Only intellectuals confuse what they know with what they can articulate.
Operations of thought are like cavalry charges in a battle — they are strictly limited in number, require fresh horses, and must only be made at decisive moments.
Theory owes far more to practice than practice does to theory.
One of truth’s greatest enemies is collegiality.
Much wisdom lies on the verge of sense.
Philosophies, like sweaters, have stray threads, and the whole thing unravels if you yank on one persistently.
How to Solve Problems
1. Ask if the problem exists.
2. Ask if it is not trivial.
3. Ask if you can do anything about it.
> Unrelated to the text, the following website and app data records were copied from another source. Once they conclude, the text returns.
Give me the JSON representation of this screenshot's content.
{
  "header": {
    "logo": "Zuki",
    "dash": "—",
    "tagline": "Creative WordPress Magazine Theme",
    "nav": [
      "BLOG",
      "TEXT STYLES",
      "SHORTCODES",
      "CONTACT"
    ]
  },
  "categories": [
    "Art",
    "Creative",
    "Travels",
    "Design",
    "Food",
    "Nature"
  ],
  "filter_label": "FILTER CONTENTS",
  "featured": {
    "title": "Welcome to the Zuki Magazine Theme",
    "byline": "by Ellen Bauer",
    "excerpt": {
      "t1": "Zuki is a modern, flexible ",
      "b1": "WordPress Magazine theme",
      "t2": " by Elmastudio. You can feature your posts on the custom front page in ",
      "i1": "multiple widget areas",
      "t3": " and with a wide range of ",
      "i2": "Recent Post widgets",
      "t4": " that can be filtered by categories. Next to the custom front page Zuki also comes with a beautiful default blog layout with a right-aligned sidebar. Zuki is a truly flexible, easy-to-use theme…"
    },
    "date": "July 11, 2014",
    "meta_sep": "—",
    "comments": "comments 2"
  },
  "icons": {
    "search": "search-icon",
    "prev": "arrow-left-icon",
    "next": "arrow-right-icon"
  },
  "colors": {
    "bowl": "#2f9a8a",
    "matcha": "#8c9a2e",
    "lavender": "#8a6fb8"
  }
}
4. Ignore it.
Gore your own ox.
Where ideas compete freely, the prettiest win.
The more hands your opinions have passed through, the more likely you are to regard them as your own.
Arguments from authority are rarely made by authorities.